Stone Cold Heart
Date Published02 July 2019
Price£ 21.55

Stone Cold Heart

by Caz Frear

When a young woman is found dead not long after a party, there’s not exactly a shortage of possible suspects for DS Cat Kinsella to wade through.


DC Cat Kinsella is still at the stage of the job where she’s the one getting coffee for the team in the morning, which is ironic as she doesn’t even drink coffee. She just wants to get in and out in the morning without the bother of making conversation with anyone, but fails in that resolve one morning when the attractive guy who serves her every morning tries hard to start a conversation.

It turns out he’s having problems with his wife threatening him and wants to ask Cat’s advice. Unwilling to be drawn into his marital difficulties, Cat disengages from the conversation as quickly as possible to get on with her own morning. She advises him to go to his local police station and speak to someone about the problem and that’s all he’s going to get from her, especially when she has a strong suspicion he’s trying to chat her up.

The conversation comes back to haunt her when a young woman is found dead in circumstances that make murder the most likely answer. She is found in her flat with injuries to her head, and accident is quickly ruled out. To Cat’s discomfiture, Joseph Madden, the guy from the coffee shop, is one of a group of people who were with her at a party and was one of the last people to see her alive.

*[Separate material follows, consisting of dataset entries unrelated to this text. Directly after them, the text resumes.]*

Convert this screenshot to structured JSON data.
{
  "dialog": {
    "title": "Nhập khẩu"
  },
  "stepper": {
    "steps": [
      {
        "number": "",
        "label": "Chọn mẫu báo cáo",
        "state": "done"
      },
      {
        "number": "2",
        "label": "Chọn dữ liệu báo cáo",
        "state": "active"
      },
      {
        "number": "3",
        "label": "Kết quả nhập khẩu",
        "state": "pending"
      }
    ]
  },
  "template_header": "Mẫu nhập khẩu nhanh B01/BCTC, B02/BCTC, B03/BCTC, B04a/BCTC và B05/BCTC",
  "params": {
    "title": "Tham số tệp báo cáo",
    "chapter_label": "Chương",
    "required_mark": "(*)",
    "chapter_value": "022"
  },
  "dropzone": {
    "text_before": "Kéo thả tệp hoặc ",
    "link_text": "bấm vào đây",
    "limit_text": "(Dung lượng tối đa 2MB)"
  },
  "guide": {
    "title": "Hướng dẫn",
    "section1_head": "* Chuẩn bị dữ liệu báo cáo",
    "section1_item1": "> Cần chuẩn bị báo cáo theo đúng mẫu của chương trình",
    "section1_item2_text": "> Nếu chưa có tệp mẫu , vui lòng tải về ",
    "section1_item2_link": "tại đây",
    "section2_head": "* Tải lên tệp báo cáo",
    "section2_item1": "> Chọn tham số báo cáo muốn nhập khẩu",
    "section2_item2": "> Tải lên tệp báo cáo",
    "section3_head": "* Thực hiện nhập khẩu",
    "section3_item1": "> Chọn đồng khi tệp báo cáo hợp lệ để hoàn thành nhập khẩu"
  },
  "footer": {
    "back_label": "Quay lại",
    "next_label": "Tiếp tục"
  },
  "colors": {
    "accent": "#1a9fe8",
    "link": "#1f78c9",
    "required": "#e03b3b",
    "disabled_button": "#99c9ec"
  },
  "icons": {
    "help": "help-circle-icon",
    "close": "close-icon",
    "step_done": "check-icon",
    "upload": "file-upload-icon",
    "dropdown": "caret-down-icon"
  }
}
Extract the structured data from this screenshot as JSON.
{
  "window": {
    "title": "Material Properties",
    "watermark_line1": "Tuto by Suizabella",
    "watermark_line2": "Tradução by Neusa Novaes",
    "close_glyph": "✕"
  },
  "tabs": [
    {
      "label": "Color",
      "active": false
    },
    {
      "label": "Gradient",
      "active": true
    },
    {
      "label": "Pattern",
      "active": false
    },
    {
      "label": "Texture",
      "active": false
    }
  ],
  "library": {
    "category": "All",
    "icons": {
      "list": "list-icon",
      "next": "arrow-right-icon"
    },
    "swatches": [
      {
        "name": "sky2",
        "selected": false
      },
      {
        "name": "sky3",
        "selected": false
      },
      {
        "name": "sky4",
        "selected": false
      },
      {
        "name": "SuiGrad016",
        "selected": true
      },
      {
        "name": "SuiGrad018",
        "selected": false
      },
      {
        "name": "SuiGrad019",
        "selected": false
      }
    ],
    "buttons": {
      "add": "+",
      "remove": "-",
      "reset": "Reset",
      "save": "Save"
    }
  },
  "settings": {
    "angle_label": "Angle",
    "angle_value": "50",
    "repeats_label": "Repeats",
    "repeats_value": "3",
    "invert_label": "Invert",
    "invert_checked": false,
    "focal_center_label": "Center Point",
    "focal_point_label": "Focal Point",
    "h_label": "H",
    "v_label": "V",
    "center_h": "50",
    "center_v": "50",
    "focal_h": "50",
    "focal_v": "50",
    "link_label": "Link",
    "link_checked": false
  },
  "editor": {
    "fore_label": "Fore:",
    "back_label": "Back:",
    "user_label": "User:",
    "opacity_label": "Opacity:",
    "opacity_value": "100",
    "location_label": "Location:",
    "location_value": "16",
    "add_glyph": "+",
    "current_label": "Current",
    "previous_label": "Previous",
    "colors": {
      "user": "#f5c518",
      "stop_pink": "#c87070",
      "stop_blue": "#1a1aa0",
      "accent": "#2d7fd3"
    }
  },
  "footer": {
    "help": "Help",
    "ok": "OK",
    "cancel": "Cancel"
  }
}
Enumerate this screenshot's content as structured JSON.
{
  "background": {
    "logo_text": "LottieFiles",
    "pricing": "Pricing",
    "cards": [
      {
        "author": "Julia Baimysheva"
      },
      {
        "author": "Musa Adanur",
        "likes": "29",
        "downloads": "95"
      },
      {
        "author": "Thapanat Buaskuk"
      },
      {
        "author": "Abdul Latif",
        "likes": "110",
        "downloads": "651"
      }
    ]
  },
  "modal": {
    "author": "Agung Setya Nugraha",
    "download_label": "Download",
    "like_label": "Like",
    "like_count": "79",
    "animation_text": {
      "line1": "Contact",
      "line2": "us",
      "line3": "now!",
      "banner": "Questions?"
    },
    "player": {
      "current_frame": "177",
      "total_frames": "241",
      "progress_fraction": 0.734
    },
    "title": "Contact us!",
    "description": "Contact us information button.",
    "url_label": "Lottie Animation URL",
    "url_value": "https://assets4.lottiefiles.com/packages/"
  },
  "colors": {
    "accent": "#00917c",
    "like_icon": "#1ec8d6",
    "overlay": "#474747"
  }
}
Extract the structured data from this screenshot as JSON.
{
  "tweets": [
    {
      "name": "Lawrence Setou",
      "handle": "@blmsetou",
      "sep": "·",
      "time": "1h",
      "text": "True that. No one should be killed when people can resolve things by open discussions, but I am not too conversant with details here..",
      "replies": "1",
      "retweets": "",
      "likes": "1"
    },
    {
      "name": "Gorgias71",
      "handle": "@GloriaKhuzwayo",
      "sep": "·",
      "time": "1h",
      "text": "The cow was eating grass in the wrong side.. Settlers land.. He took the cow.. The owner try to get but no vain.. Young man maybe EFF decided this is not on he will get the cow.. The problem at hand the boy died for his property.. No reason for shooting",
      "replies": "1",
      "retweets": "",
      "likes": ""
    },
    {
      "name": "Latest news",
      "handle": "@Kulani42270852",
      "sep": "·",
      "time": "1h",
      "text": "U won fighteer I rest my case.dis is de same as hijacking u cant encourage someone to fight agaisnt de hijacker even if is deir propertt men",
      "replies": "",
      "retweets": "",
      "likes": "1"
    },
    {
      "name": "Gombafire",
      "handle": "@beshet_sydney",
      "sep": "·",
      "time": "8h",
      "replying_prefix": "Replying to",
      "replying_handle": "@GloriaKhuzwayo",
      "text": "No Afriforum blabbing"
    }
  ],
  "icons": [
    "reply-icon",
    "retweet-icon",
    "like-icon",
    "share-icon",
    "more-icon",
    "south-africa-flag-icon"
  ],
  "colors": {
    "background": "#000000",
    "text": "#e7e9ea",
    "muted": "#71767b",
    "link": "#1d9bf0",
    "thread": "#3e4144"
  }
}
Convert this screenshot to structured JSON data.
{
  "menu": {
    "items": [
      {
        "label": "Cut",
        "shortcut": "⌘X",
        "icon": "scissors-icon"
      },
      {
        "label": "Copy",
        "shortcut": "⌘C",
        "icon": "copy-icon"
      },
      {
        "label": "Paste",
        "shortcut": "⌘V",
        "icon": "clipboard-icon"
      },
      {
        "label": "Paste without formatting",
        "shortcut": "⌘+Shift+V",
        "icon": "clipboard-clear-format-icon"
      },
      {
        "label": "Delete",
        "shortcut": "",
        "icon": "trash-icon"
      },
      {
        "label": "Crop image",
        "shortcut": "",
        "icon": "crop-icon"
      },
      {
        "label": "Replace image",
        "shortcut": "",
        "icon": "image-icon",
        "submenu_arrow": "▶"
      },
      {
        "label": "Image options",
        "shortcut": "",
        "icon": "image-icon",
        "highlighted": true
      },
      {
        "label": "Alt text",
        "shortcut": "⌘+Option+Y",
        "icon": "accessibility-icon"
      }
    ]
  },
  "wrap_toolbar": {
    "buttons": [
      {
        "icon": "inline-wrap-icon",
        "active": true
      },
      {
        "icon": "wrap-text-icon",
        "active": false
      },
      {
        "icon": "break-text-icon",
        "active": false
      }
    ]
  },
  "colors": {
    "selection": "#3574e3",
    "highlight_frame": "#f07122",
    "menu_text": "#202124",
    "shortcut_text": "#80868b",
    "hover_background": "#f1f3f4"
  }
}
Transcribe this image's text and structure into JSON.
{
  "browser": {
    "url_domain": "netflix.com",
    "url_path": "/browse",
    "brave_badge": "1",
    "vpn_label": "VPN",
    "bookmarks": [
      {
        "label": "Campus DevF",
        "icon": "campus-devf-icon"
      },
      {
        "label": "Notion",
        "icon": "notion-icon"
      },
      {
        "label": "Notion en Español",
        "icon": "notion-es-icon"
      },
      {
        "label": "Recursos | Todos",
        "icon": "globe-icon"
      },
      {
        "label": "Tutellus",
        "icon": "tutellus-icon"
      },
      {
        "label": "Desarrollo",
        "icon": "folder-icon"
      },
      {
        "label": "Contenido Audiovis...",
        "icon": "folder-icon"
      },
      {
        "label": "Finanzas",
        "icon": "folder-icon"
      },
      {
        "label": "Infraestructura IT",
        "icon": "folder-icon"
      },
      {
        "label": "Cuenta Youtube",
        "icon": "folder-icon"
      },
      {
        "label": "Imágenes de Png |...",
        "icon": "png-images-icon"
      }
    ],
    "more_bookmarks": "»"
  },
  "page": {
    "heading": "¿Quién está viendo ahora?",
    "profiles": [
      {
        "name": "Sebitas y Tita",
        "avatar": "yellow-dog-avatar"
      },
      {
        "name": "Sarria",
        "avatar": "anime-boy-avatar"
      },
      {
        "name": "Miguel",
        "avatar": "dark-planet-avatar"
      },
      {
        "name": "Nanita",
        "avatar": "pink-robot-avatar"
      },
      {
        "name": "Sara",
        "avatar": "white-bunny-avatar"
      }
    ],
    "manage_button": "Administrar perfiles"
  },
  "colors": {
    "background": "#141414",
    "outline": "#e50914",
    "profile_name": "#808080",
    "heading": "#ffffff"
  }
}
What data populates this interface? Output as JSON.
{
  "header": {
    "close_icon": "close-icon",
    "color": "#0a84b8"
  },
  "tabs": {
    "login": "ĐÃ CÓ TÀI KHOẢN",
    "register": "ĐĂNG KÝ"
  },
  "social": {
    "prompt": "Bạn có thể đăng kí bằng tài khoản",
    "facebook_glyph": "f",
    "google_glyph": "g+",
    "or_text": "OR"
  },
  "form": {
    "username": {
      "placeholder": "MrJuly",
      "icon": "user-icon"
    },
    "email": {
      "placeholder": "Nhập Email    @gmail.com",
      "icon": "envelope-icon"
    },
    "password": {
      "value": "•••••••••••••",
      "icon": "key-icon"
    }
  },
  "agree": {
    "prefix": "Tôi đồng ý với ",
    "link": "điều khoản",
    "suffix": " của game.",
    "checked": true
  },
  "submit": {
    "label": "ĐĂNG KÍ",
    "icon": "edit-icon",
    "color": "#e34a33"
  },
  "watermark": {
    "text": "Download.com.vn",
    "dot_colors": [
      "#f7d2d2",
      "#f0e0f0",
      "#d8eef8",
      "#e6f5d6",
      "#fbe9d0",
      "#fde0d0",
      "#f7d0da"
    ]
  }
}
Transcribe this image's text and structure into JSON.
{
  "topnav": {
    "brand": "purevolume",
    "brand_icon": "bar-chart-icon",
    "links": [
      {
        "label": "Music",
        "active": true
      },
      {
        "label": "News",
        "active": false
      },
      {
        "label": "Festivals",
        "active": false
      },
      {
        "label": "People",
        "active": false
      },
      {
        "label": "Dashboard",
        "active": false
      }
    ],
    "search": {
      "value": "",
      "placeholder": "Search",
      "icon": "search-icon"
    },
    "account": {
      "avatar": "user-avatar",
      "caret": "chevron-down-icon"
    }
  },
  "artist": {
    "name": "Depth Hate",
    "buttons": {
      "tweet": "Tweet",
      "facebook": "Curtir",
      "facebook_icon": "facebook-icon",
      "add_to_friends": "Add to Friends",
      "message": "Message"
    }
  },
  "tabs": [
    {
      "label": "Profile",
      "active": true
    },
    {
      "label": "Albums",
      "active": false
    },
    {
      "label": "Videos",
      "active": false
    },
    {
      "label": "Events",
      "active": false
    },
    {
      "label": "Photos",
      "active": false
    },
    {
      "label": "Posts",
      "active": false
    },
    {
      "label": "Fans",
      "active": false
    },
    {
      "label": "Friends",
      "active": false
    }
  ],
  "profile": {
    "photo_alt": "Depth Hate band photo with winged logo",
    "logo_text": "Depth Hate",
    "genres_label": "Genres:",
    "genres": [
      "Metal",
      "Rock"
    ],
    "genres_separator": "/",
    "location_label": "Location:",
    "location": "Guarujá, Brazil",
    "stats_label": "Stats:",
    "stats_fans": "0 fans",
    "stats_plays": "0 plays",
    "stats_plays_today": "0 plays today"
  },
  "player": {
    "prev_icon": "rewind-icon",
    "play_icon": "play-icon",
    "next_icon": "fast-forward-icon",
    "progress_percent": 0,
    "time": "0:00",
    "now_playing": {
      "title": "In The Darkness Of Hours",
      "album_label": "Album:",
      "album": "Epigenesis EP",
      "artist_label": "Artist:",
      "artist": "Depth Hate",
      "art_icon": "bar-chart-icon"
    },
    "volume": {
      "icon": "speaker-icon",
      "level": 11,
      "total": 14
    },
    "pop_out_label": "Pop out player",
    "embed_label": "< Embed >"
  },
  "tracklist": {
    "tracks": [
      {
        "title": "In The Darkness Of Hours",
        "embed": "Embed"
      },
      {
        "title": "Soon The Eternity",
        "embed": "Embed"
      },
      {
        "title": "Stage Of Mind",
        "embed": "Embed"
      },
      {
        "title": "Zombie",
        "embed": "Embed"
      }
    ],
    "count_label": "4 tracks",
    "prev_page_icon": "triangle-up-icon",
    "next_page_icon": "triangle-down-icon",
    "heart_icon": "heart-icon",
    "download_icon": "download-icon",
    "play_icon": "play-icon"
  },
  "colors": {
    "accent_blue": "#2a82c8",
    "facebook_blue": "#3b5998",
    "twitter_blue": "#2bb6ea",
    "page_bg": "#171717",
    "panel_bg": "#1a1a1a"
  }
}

There’s a lot of simmering tension among the people who knew the victim, Naomi Lockhart, as well as the obvious problems between Joseph and his wife Rachel. He undermines her constantly, but she’s not exactly quick to leap to his defence when he’s questioned about the murder. Then there’s the acerbic Kirstie Connor and her husband Marcus, close friends with the Maddens, fitness instructor Kieron Drake, Naomi’s flatmate, and Clara, the Maddens’ daughter, who’s got her sights on doing criminal law at university.

Evidence found in Naomi’s flat quickly points the finger of suspicion at Joseph Madden, and the more Cat sees of him, the more she’s convinced he’s got a deeply unattractive, controlling personality, but she can’t shake the suspicion that he might be innocent.

Caz Frear sets up a complex personal dynamic between her characters, and it’s one that isn’t easy to disentangle amongst an ever-shifting game of lies, half-truths and occasional omissions. None of the characters come over as particularly pleasant, but they do come over as real people, with all the depth and difficulty that entails. I wasn’t drawn to any of them, but I certainly found them interesting.

Cat Kinsella, the narrator of the story, is equally interesting. There are hints at the issues she faced in the previous book, Frear’s debut, Sweet Little Lies, but never enough to act as major spoilers for anyone who wants to go back to the beginning. Cat has a difficult relationship with her father, who runs a pub, and it’s obvious that he does more than flirt with the wrong side of the law. Cat’s in a relationship with Aiden but seems to shy away from getting too close to him, and she’s not happy when she finds out he’s gone to the pub and met her dad. As a character, she’s certainly carrying around some baggage, but it hasn’t yet gone beyond the stage of hand luggage on a Ryanair flight.

She has a refreshingly good relationship with her work colleagues, particularly Sergeant Lu Parnell, who manages to be both father figure and friend. Their boss, acerbic DCI Kate Steele, is a strong personality, but she’s also supportive of Cat and her team, and comes over as the sort of guv’nor who gets the best out of her team. It makes a pleasant change in a police procedural to have a bunch of coppers who are both likeable and competent.

Likeable is certainly not a word I’d use to describe the rest of the cast, though, and particularly not Joseph Madden, and if being obnoxious was a criminal offence, he’d be seeing life from behind bars for quite some time. The interplay between the various characters is subtle, and it was hard to know where to look for someone other than Madden as the villain of the piece. Frear does a good job of setting up a wide variety of misdirection plays, and I enjoyed her handling of a large cast of possible suspects.

Stone Cold Heart proves that Cat Kinsella and her colleagues are more than just a flash in the pan on the police scene, and there’s plenty going on in her own life to prove background pressures for her when she returns. This is good-quality crime fiction with likeable, well-handled main characters and a cleverly executed plot.

Reviewed 13 July 2019 by Linda Wilson